Dumézil, Georges. La religion romaine archaïque. Paris, 1966; 2d edition, 1974.

Magdelain, André. De la royauté et du droit, de Romulus à Sabinus. Rome, 1995.

Porte, Danielle. "Romulus-Quirinus, prince et dieu, dieu des princes." Aufstieg und Niedergang der römischen Welt 16, no. 1 (1981): 300342.

Radke, Gerhard. "Eine kritische Überprüfung der Überlieferung und ein Versuch." Aufstieg und Niedergang der römischen Welt, 16, no. 1 (1981): 276299.

Rosivach, Vincent J. "Mars, the Lustral God." Latomus, 42 (1983): 509522.

Sabbatucci, Dario. La religione di Roma antica, dal calendario festivo all'ordine cosmico. Milan, 1988.

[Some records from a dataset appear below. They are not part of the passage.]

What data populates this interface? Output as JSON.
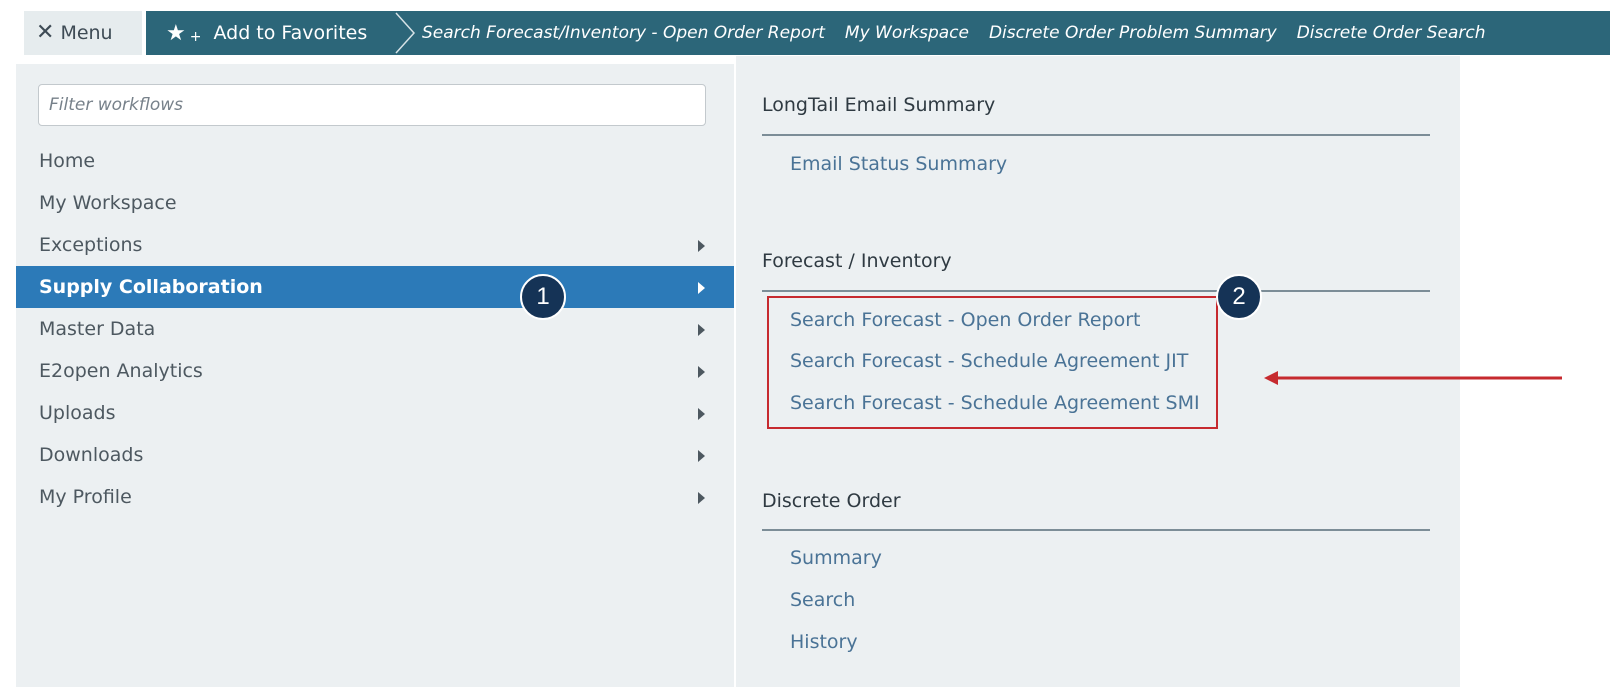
{
  "topbar": {
    "menu_label": "Menu",
    "favorites_label": "Add to Favorites",
    "breadcrumbs": [
      "Search Forecast/Inventory - Open Order Report",
      "My Workspace",
      "Discrete Order Problem Summary",
      "Discrete Order Search"
    ]
  },
  "filter": {
    "placeholder": "Filter workflows"
  },
  "menu": {
    "items": [
      {
        "label": "Home"
      },
      {
        "label": "My Workspace"
      },
      {
        "label": "Exceptions"
      },
      {
        "label": "Supply Collaboration"
      },
      {
        "label": "Master Data"
      },
      {
        "label": "E2open Analytics"
      },
      {
        "label": "Uploads"
      },
      {
        "label": "Downloads"
      },
      {
        "label": "My Profile"
      }
    ]
  },
  "sections": [
    {
      "title": "LongTail Email Summary",
      "links": [
        "Email Status Summary"
      ]
    },
    {
      "title": "Forecast / Inventory",
      "links": [
        "Search Forecast - Open Order Report",
        "Search Forecast - Schedule Agreement JIT",
        "Search Forecast - Schedule Agreement SMI"
      ]
    },
    {
      "title": "Discrete Order",
      "links": [
        "Summary",
        "Search",
        "History"
      ]
    }
  ],
  "annotations": {
    "badge_1": "1",
    "badge_2": "2"
  },
  "colors": {
    "nav_strip": "#2c6679",
    "active_item": "#2c7ab8",
    "highlight": "#c62a2f",
    "badge": "#153356"
  }
}
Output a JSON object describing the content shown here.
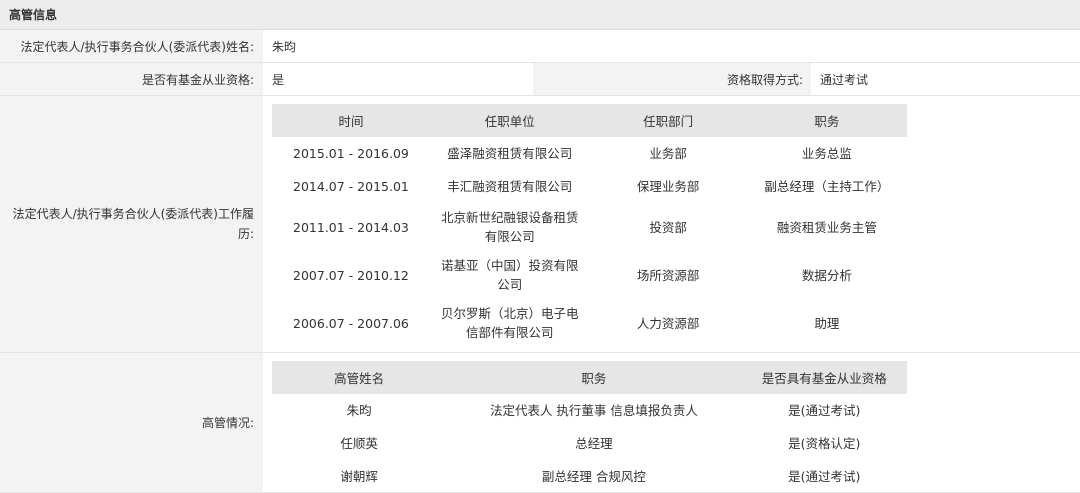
{
  "section": {
    "title": "高管信息"
  },
  "legal_rep": {
    "label": "法定代表人/执行事务合伙人(委派代表)姓名:",
    "value": "朱昀"
  },
  "fund_qual": {
    "label": "是否有基金从业资格:",
    "value": "是",
    "method_label": "资格取得方式:",
    "method_value": "通过考试"
  },
  "resume": {
    "label": "法定代表人/执行事务合伙人(委派代表)工作履历:",
    "columns": [
      "时间",
      "任职单位",
      "任职部门",
      "职务"
    ],
    "rows": [
      {
        "time": "2015.01 - 2016.09",
        "company": "盛泽融资租赁有限公司",
        "dept": "业务部",
        "title": "业务总监"
      },
      {
        "time": "2014.07 - 2015.01",
        "company": "丰汇融资租赁有限公司",
        "dept": "保理业务部",
        "title": "副总经理（主持工作）"
      },
      {
        "time": "2011.01 - 2014.03",
        "company": "北京新世纪融银设备租赁有限公司",
        "dept": "投资部",
        "title": "融资租赁业务主管"
      },
      {
        "time": "2007.07 - 2010.12",
        "company": "诺基亚（中国）投资有限公司",
        "dept": "场所资源部",
        "title": "数据分析"
      },
      {
        "time": "2006.07 - 2007.06",
        "company": "贝尔罗斯（北京）电子电信部件有限公司",
        "dept": "人力资源部",
        "title": "助理"
      }
    ]
  },
  "executives": {
    "label": "高管情况:",
    "columns": [
      "高管姓名",
      "职务",
      "是否具有基金从业资格"
    ],
    "rows": [
      {
        "name": "朱昀",
        "title": "法定代表人 执行董事 信息填报负责人",
        "qual": "是(通过考试)"
      },
      {
        "name": "任顺英",
        "title": "总经理",
        "qual": "是(资格认定)"
      },
      {
        "name": "谢朝辉",
        "title": "副总经理 合规风控",
        "qual": "是(通过考试)"
      }
    ]
  }
}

Varro, Marcus. De lingua Latina (On the Latin language). With an English translation by Roland G. Kent. 2 vol. London and Cambridge, Mass., 19381958.

Wissowa, Georg. Religion und Kultus des Römer. 2nd edition. Munich, 1912.

Ziolkowski, Adam. The Temples of Mid-Republican Rome and their Historical and Topographical Context. Rome, 1992.

Dominique Briquel (2005)

Quirinus (or Quirus)

views updated

Quirinus (or Quirus)

A fabled precious stone, described as "a juggling stone, found in the nest of the hoopoo" (hoopoe bird). If laid on the chest of a sleeping person, it "forces him to discover his rogueries." The word quirinus is also used to describe the third of the ancient gods (after Jupiter and Mars).